[Web page and app entries]

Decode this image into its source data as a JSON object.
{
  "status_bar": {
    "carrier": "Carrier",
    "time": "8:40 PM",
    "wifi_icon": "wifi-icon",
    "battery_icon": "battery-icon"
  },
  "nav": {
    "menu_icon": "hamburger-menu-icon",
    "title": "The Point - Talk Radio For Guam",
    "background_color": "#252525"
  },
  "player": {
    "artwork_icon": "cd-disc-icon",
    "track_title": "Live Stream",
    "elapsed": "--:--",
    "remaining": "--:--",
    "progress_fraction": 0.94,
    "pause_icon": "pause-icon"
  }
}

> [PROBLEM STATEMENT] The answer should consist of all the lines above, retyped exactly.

> [SOLUTION TO THIS EXERCISE]
Decode this image into its source data as a JSON object.
{
  "status_bar": {
    "carrier": "Carrier",
    "time": "8:40 PM",
    "wifi_icon": "wifi-icon",
    "battery_icon": "battery-icon"
  },
  "nav": {
    "menu_icon": "hamburger-menu-icon",
    "title": "The Point - Talk Radio For Guam",
    "background_color": "#252525"
  },
  "player": {
    "artwork_icon": "cd-disc-icon",
    "track_title": "Live Stream",
    "elapsed": "--:--",
    "remaining": "--:--",
    "progress_fraction": 0.94,
    "pause_icon": "pause-icon"
  }
}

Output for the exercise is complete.